12 November 2010

Student Finances and Fees

I'm in a dilemma over this one, the increase in tuition fees has riled many students, alienated others and possibly will deter some students from going down the route of a conventional university education.

I know the Open University has seen a rise in the number of people applying for its courses as a direct result of the initial fees increase so I would anticipate another increase now that fees are up to £9,000 a year.

I got my degree through the Open University and consider myself proud to have achieved it my way without help and assistance of either employer or the Government.

However, where I disagree with the current situation (excluding the student riots which were deplorable and demonstrate their greed as well as appalling behaviour) is that no-one has addressed the need for graduates in certain fields, such as engineers, scientists etc. Why hasn't the Government seen the need for scholarships to encourage people into these streams of academia whilst providing less support for the most popular courses which are considered softer degrees.

We talk about the brain drain, and affect it has on our future in this country, but the toll of such appalling debts (even though the repayment factor is kept to only those who earn over £15,000 per year) is going to be even more disastrous.

It takes both sides to see the argument, but only one side can do something to make the changes necessary to make the future brighter.

1 comment:

soubriquet said...

I'm with you there.
A friend of mine worked two jobs and studied for an O.U. degree, and I've seen how dedicated and tenacious you have to be to do it. She now has a doctorate and is involved in oceanographic research.

I think too many people aspire to a university education whilst having no idea why or what they really want to do with their lives. It's just the thing to do after school.

There are hard degrees, with hard facts, a lot of real work, and there are woolly degrees, where everything's a matter of opinion, and nobody knows who's right or wrong.
A friend's son is studying structural engineering. His mates have time for booze and parties and computer games. Joe has not. He needs to absorb so much, produce real, verifiable work.
But at the end, he'll have real skills recognisable anywhere in the world. Whereas they'll be trying to get a job in "the media".
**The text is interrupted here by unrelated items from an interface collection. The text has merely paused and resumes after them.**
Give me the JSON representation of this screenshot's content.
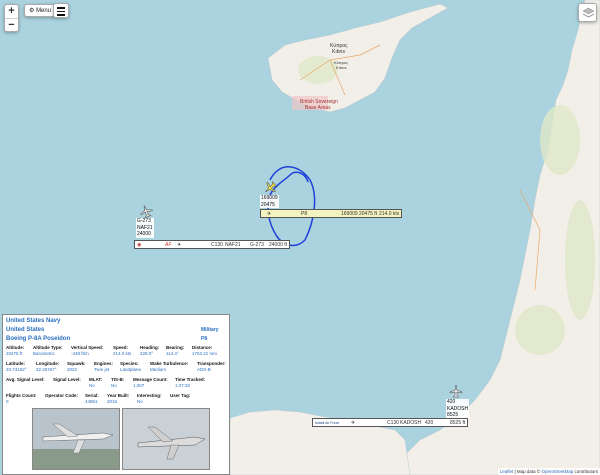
{
  "map": {
    "place_labels": {
      "cyprus_name": "Κύπρος",
      "cyprus_name_tr": "Kıbrıs",
      "cyprus_city": "Κύπρος",
      "cyprus_city_tr": "Kıbrıs",
      "sovereign_base": "British Sovereign",
      "sovereign_base_2": "Base Areas"
    },
    "colors": {
      "sea": "#aad3df",
      "land": "#f2efe9",
      "track": "#1f3fd9"
    }
  },
  "controls": {
    "zoom_in": "+",
    "zoom_out": "−",
    "menu_label": "Menu",
    "menu_icon": "gear-icon",
    "list_icon": "list-icon",
    "layers_icon": "layers-icon"
  },
  "aircraft": [
    {
      "id": "g273",
      "lines": [
        "G-273",
        "NAF21",
        "24000"
      ]
    },
    {
      "id": "p8",
      "lines": [
        "169009",
        "20475"
      ]
    },
    {
      "id": "kadosh",
      "lines": [
        "420",
        "KADOSH",
        "8525"
      ]
    }
  ],
  "tracks": {
    "g273": {
      "type": "C130",
      "callsign": "NAF21",
      "reg": "G-273",
      "alt": "24000 ft",
      "carrier": "AF"
    },
    "p8": {
      "type": "P8",
      "reg": "169009",
      "alt": "20475 ft",
      "speed": "214.0 kts"
    },
    "kadosh": {
      "type": "C130",
      "callsign": "KADOSH",
      "reg": "420",
      "alt": "8525 ft",
      "badge": "Israeli Air Force"
    }
  },
  "panel": {
    "operator": "United States Navy",
    "country": "United States",
    "model": "Boeing P-8A Poseidon",
    "category": "Military",
    "type_code": "P8",
    "rows": [
      [
        {
          "label": "Altitude:",
          "value": "20475 ft"
        },
        {
          "label": "Altitude Type:",
          "value": "Barometric"
        },
        {
          "label": "Vertical Speed:",
          "value": "-448 ft/m"
        },
        {
          "label": "Speed:",
          "value": "214.0 kts"
        },
        {
          "label": "Heading:",
          "value": "229.0°"
        },
        {
          "label": "Bearing:",
          "value": "114.4°"
        },
        {
          "label": "Distance:",
          "value": "1762.21 nmi"
        }
      ],
      [
        {
          "label": "Latitude:",
          "value": "33.74162°"
        },
        {
          "label": "Longitude:",
          "value": "32.26767°"
        },
        {
          "label": "Squawk:",
          "value": "2022"
        },
        {
          "label": "Engines:",
          "value": "Twin jet"
        },
        {
          "label": "Species:",
          "value": "Landplane"
        },
        {
          "label": "Wake Turbulence:",
          "value": "Medium"
        },
        {
          "label": "Transponder:",
          "value": "ADS-B"
        }
      ],
      [
        {
          "label": "Avg. Signal Level:",
          "value": ""
        },
        {
          "label": "Signal Level:",
          "value": ""
        },
        {
          "label": "MLAT:",
          "value": "No"
        },
        {
          "label": "TIS-B:",
          "value": "No"
        },
        {
          "label": "Message Count:",
          "value": "1,007"
        },
        {
          "label": "Time Tracked:",
          "value": "1:27:32"
        }
      ],
      [
        {
          "label": "Flights Count:",
          "value": "0"
        },
        {
          "label": "Operator Code:",
          "value": ""
        },
        {
          "label": "Serial:",
          "value": "44951"
        },
        {
          "label": "Year Built:",
          "value": "2016"
        },
        {
          "label": "Interesting:",
          "value": "No"
        },
        {
          "label": "User Tag:",
          "value": ""
        }
      ]
    ]
  },
  "attribution": {
    "leaflet": "Leaflet",
    "sep": " | Map data © ",
    "osm": "OpenStreetMap",
    "contrib": " contributors"
  }
}
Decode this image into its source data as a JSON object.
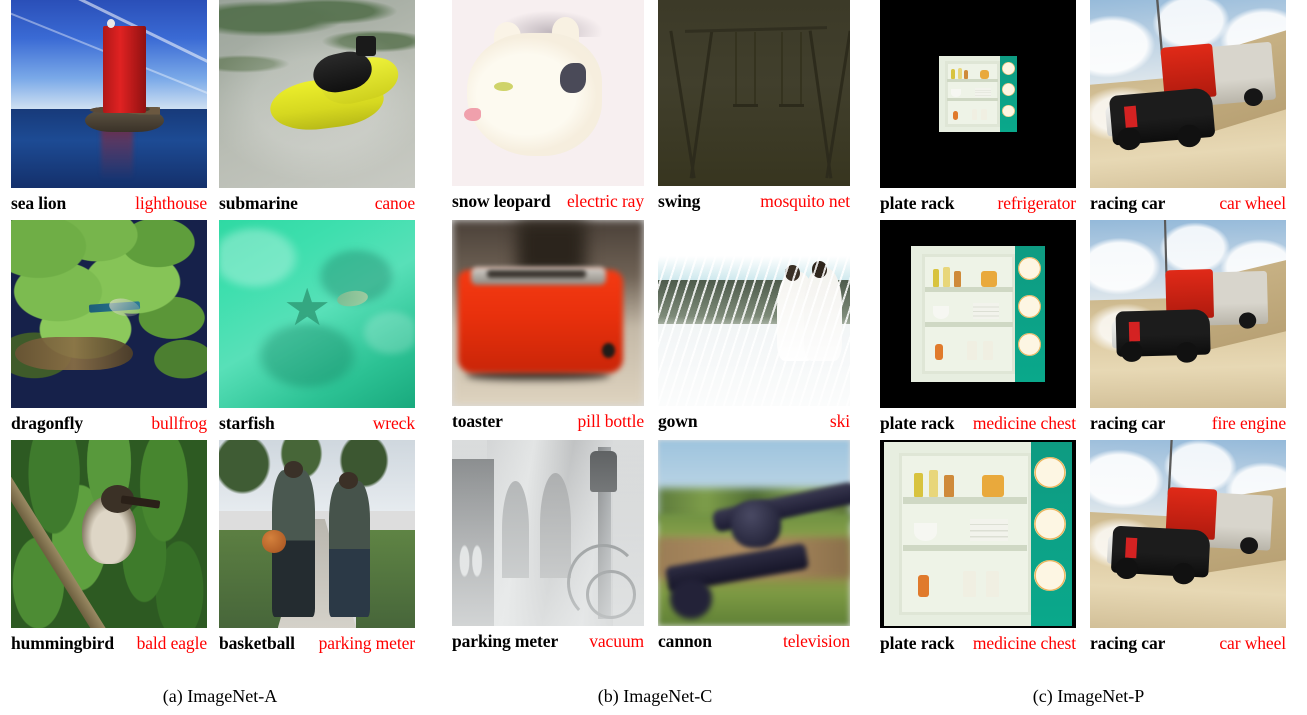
{
  "figure": {
    "type": "dataset-examples-figure",
    "colors": {
      "ground_truth": "#000000",
      "prediction": "#ff0000",
      "background": "#ffffff"
    },
    "legend_note": "black bold = ground-truth label, red = model prediction"
  },
  "panels": [
    {
      "id": "panel-a",
      "caption": "(a) ImageNet-A",
      "cells": [
        {
          "name": "sea-lion-buoy",
          "gt": "sea lion",
          "pred": "lighthouse"
        },
        {
          "name": "yellow-submarine",
          "gt": "submarine",
          "pred": "canoe"
        },
        {
          "name": "dragonfly-lilypads",
          "gt": "dragonfly",
          "pred": "bullfrog"
        },
        {
          "name": "starfish-underwater",
          "gt": "starfish",
          "pred": "wreck"
        },
        {
          "name": "hummingbird-leaves",
          "gt": "hummingbird",
          "pred": "bald eagle"
        },
        {
          "name": "basketball-sidewalk",
          "gt": "basketball",
          "pred": "parking meter"
        }
      ]
    },
    {
      "id": "panel-b",
      "caption": "(b) ImageNet-C",
      "cells": [
        {
          "name": "snow-leopard-contrast",
          "gt": "snow leopard",
          "pred": "electric ray"
        },
        {
          "name": "swing-brightness",
          "gt": "swing",
          "pred": "mosquito net"
        },
        {
          "name": "toaster-blur",
          "gt": "toaster",
          "pred": "pill bottle"
        },
        {
          "name": "gown-snow",
          "gt": "gown",
          "pred": "ski"
        },
        {
          "name": "parking-meter-fog",
          "gt": "parking meter",
          "pred": "vacuum"
        },
        {
          "name": "cannon-motion-blur",
          "gt": "cannon",
          "pred": "television"
        }
      ]
    },
    {
      "id": "panel-c",
      "caption": "(c) ImageNet-P",
      "cells": [
        {
          "name": "plate-rack-zoom-1",
          "gt": "plate rack",
          "pred": "refrigerator"
        },
        {
          "name": "racing-car-tilt-1",
          "gt": "racing car",
          "pred": "car wheel"
        },
        {
          "name": "plate-rack-zoom-2",
          "gt": "plate rack",
          "pred": "medicine chest"
        },
        {
          "name": "racing-car-tilt-2",
          "gt": "racing car",
          "pred": "fire engine"
        },
        {
          "name": "plate-rack-zoom-3",
          "gt": "plate rack",
          "pred": "medicine chest"
        },
        {
          "name": "racing-car-tilt-3",
          "gt": "racing car",
          "pred": "car wheel"
        }
      ]
    }
  ]
}
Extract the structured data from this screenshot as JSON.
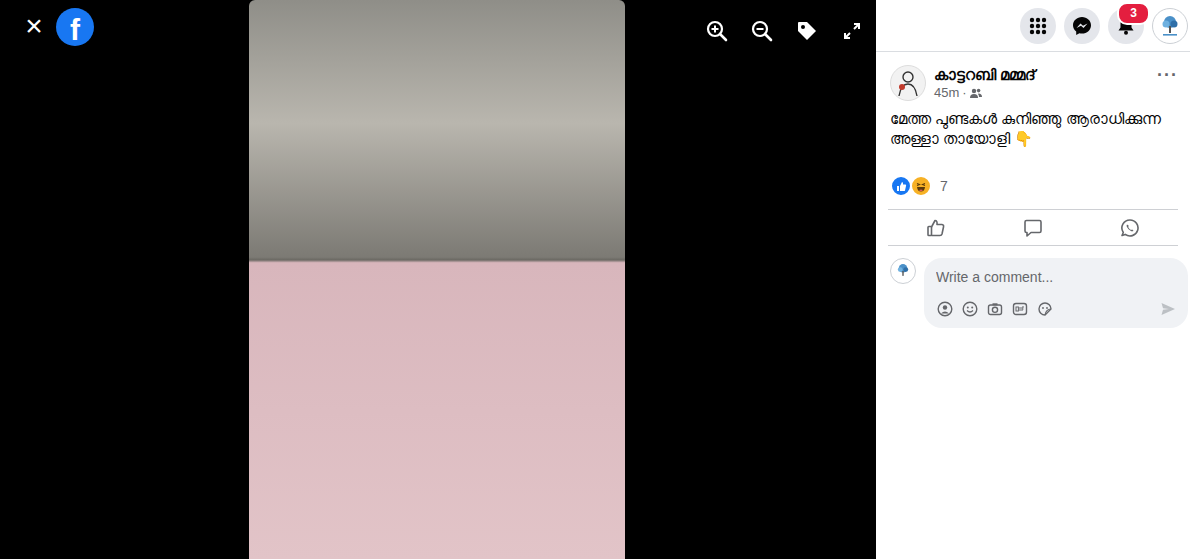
{
  "viewer": {
    "close": "×",
    "logo": "f"
  },
  "top_bar": {
    "notifications": {
      "count": "3"
    }
  },
  "post": {
    "author": "കാട്ടറബി മമ്മദ്",
    "time": "45m",
    "separator": "·",
    "more": "···",
    "caption": "മേത്ത പുണ്ടകൾ കുനിഞ്ഞു ആരാധിക്കുന്ന അള്ളാ തായോളി 👇"
  },
  "reactions": {
    "count": "7"
  },
  "comment": {
    "placeholder": "Write a comment..."
  }
}
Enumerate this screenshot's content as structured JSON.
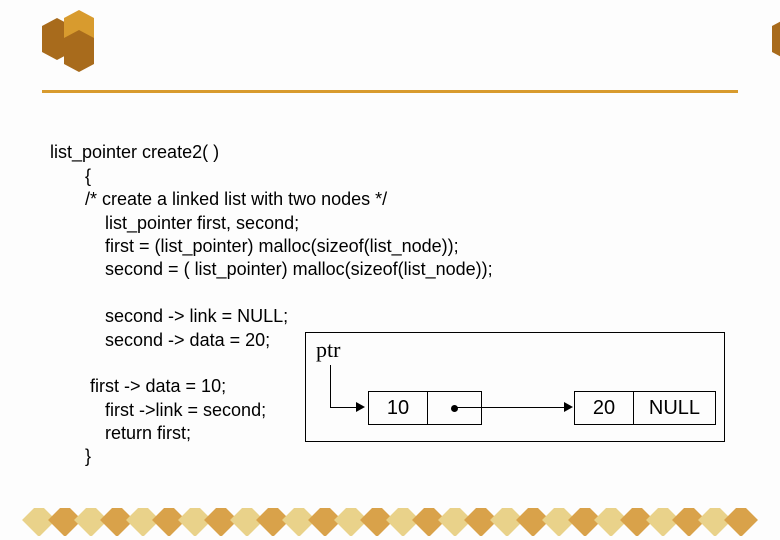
{
  "code": {
    "l1": "list_pointer create2( )",
    "l2": "       {",
    "l3": "       /* create a linked list with two nodes */",
    "l4": "           list_pointer first, second;",
    "l5": "           first = (list_pointer) malloc(sizeof(list_node));",
    "l6": "           second = ( list_pointer) malloc(sizeof(list_node));",
    "l7": "",
    "l8": "           second -> link = NULL;",
    "l9": "           second -> data = 20;",
    "l10": "",
    "l11": "        first -> data = 10;",
    "l12": "           first ->link = second;",
    "l13": "           return first;",
    "l14": "       }"
  },
  "figure": {
    "ptr_label": "ptr",
    "node1": {
      "data": "10",
      "link_dot": "•"
    },
    "node2": {
      "data": "20",
      "null": "NULL"
    }
  }
}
I'd like to see a gap year or years being compulsory. No, not a gap of backpacking and getting stoned in Goa, but a gap of getting a job, moving out from mummy and daddy's house, learning to do your own washing etc.
Then deciding on a degree course, with reasoned argument, not "Well, there's a really great nightlife and good bands and it's a cool place to live"